::: Task inputs :::

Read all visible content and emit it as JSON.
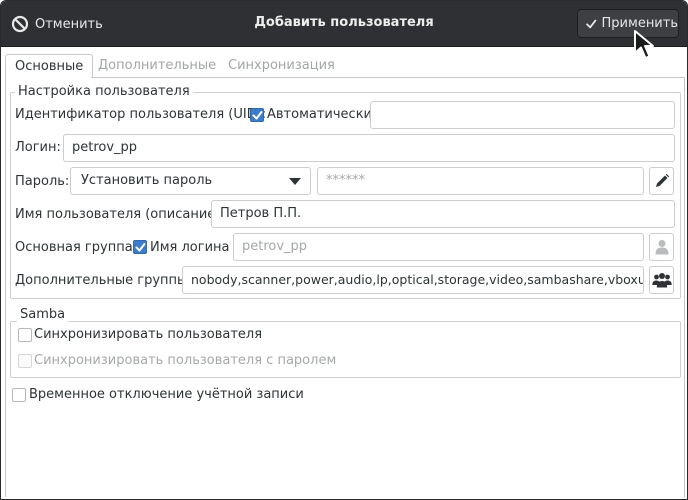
{
  "titlebar": {
    "cancel_label": "Отменить",
    "title": "Добавить пользователя",
    "apply_label": "Применить"
  },
  "tabs": [
    {
      "label": "Основные",
      "active": true
    },
    {
      "label": "Дополнительные",
      "active": false
    },
    {
      "label": "Синхронизация",
      "active": false
    }
  ],
  "user_settings": {
    "frame_title": "Настройка пользователя",
    "uid_label": "Идентификатор пользователя (UID):",
    "uid_auto_label": "Автоматически",
    "uid_auto_checked": true,
    "uid_value": "",
    "login_label": "Логин:",
    "login_value": "petrov_pp",
    "password_label": "Пароль:",
    "password_mode": "Установить пароль",
    "password_value": "******",
    "fullname_label": "Имя пользователя (описание):",
    "fullname_value": "Петров П.П.",
    "primary_group_label": "Основная группа:",
    "primary_group_check_label": "Имя логина",
    "primary_group_checked": true,
    "primary_group_value": "petrov_pp",
    "extra_groups_label": "Дополнительные группы:",
    "extra_groups_value": "nobody,scanner,power,audio,lp,optical,storage,video,sambashare,vboxusers"
  },
  "samba": {
    "frame_title": "Samba",
    "sync_user_label": "Синхронизировать пользователя",
    "sync_user_checked": false,
    "sync_password_label": "Синхронизировать пользователя с паролем",
    "sync_password_checked": false
  },
  "disable_account": {
    "label": "Временное отключение учётной записи",
    "checked": false
  },
  "colors": {
    "titlebar": "#2f3033",
    "accent": "#3d7cc9"
  },
  "icons": {
    "cancel": "cancel-circle-icon",
    "apply": "checkmark-icon",
    "edit": "pencil-icon",
    "user": "user-icon",
    "groups": "users-group-icon"
  }
}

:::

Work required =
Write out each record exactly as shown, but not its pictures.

Result of the task =
Read all visible content and emit it as JSON.
{
  "titlebar": {
    "cancel_label": "Отменить",
    "title": "Добавить пользователя",
    "apply_label": "Применить"
  },
  "tabs": [
    {
      "label": "Основные",
      "active": true
    },
    {
      "label": "Дополнительные",
      "active": false
    },
    {
      "label": "Синхронизация",
      "active": false
    }
  ],
  "user_settings": {
    "frame_title": "Настройка пользователя",
    "uid_label": "Идентификатор пользователя (UID):",
    "uid_auto_label": "Автоматически",
    "uid_auto_checked": true,
    "uid_value": "",
    "login_label": "Логин:",
    "login_value": "petrov_pp",
    "password_label": "Пароль:",
    "password_mode": "Установить пароль",
    "password_value": "******",
    "fullname_label": "Имя пользователя (описание):",
    "fullname_value": "Петров П.П.",
    "primary_group_label": "Основная группа:",
    "primary_group_check_label": "Имя логина",
    "primary_group_checked": true,
    "primary_group_value": "petrov_pp",
    "extra_groups_label": "Дополнительные группы:",
    "extra_groups_value": "nobody,scanner,power,audio,lp,optical,storage,video,sambashare,vboxusers"
  },
  "samba": {
    "frame_title": "Samba",
    "sync_user_label": "Синхронизировать пользователя",
    "sync_user_checked": false,
    "sync_password_label": "Синхронизировать пользователя с паролем",
    "sync_password_checked": false
  },
  "disable_account": {
    "label": "Временное отключение учётной записи",
    "checked": false
  },
  "colors": {
    "titlebar": "#2f3033",
    "accent": "#3d7cc9"
  },
  "icons": {
    "cancel": "cancel-circle-icon",
    "apply": "checkmark-icon",
    "edit": "pencil-icon",
    "user": "user-icon",
    "groups": "users-group-icon"
  }
}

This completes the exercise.